Poplavskaya in the title role. In the first act her defiant and flippant
Violetta spent practically the entire time posturing and posing. This could
have been dramatically effective if the singing had been tossed off with more
ease. As it was, both the acting and the singing felt effortful. Still, she met
the trials of the long second half and her performance of “Addio, del
passato” was genuinely touching.
As Alfredo, Matthew Polenzani sang with an appealing mix of passion and
elegance despite a few potentially awkward staging moments. Moreover, he was
the only cast member to comfortably fit Decker’s style within a greater
musical context. Playing the elder Germont, Andrzej Dobber sang and acted with
unusual brusqueness. Although a refreshing reminder of bourgeois prejudices,
this harshness should have been better tempered with more subtle compassion in
order to make his later actions logical and to soften his sound in places.
Mattew Polenzani as Alfredo and Andrzej Dobber as Germont
Jennifer Holloway was a stylish and androgynous Flora but, because of her
costuming, she got lost in the crowd despite a fine performance. In the
dramatically expanded role of Dr. Grenville, Luigi Roni did an excellent job of
segueing between the part as originally written and functioning as an effective
personification of death. Among the comprimario parts, Maria Zifchak was
excellent and underused as Annina. Juhwan Lee and Joseph Turi both made strong
impressions as well.
As for the production itself, only time will tell if Decker’s version
can withstand the rotating casts and quickly changing tastes that burden a
repertory production of La Traviata. While the previous Met production
practically engulfed singers with its fussiness, Decker’s is brilliantly
and almost cruelly exposed. Furthermore, while the attractive set and nearly
uniform costumes feel both contemporary and timeless, they have a whitewashing
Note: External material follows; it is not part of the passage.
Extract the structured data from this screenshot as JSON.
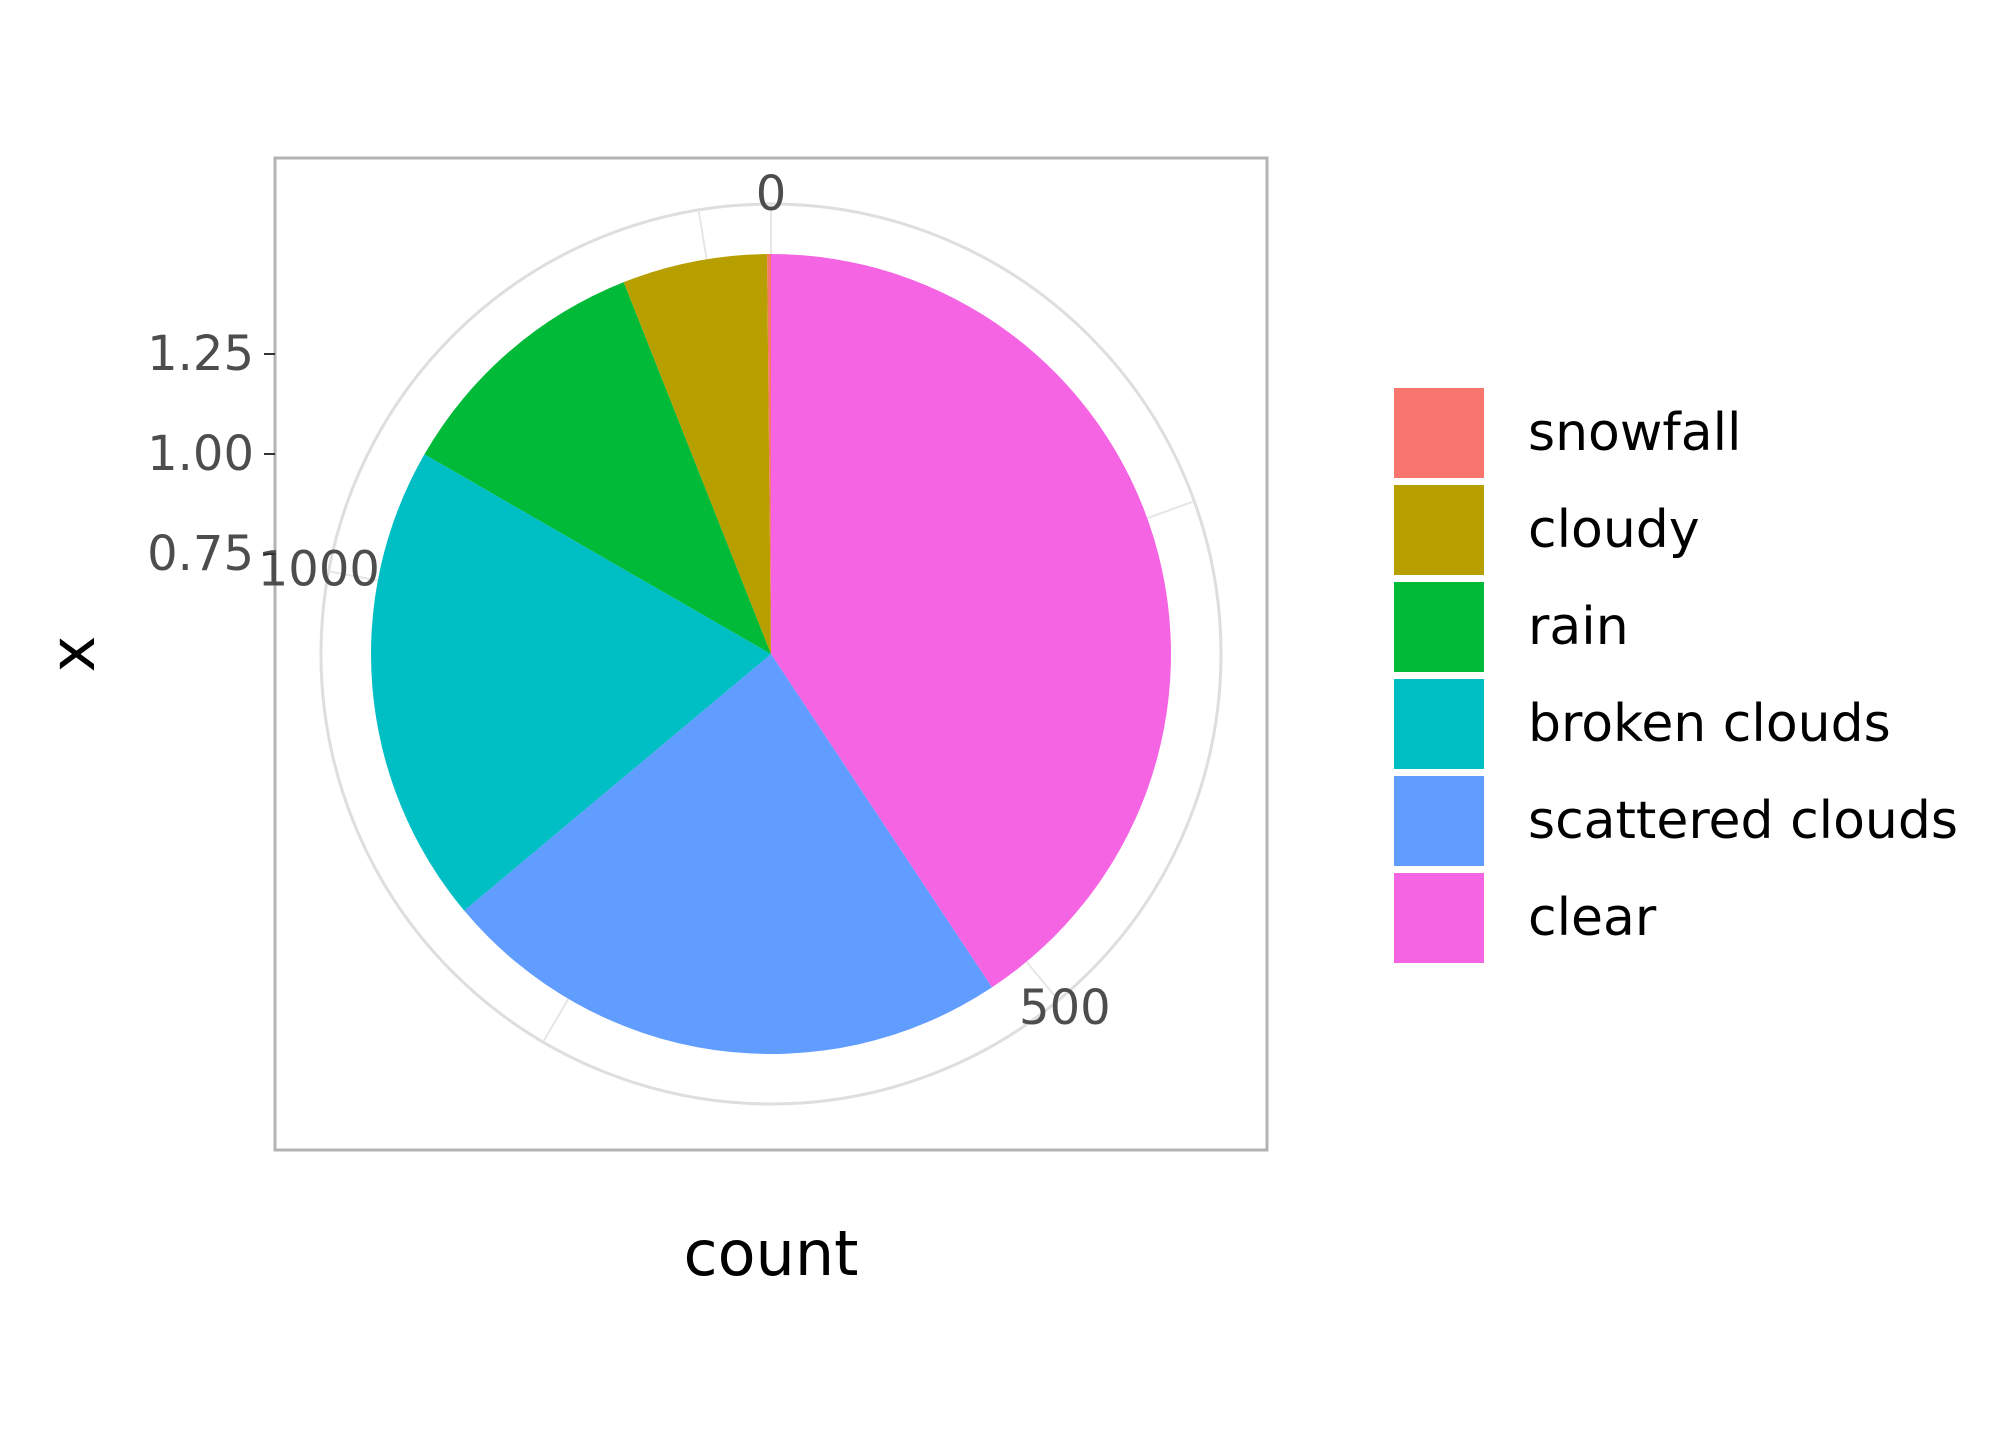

effect that the singers must fight against. A power couple such as Anna
Netrebko and Rolando Villazon may have done it with ease, but it is difficult
to imagine a pair of singers who could match their success. However, the
staging and design of Decker’s production (with sets and costume designs
by Wolfgang Gussmann) are intriguing and enjoyable. Like the renovations that
surround the opera house, I consider the Met’s new Traviata to
be a success.
W. A. Mozart: Magic Flute — Pamina: Susanna Phillips; Queen of the Night: Erika Miklosa; Tamino: Bruce
Sledge; Papageno: Nathan Gunn; Speaker: Tom Fox; Sarastro: Morris Robinson;
Papagena: Ashley Emerson; 1st Lady: Wendy Bryn Harmer; 2nd Lady: Jamie Barton;
3rd Lady: Tamara Mumford; Monostatos: Joel Sorensen. Conductor: Erik Nielsen.
Production: Julie Taymor. Set Designer: George Tsypin. Costume Designer: Julie
Giuseppe Verdi: La Traviata — Violetta: Marina Poplavskaya; Alfredo: Mattew Polenzani; Germont: Andrzej
Dobber; Flora: Jennifer Holloway; Annina: Maria Zifchak; Gastone: Scott Scully;
Dr. Grenvil: Luigi Roni; Giuseppe: Juhwan Lee; Messenger: Joseph Turi.
Conductor: Gianandrea Noseda. Production: Willy Decker.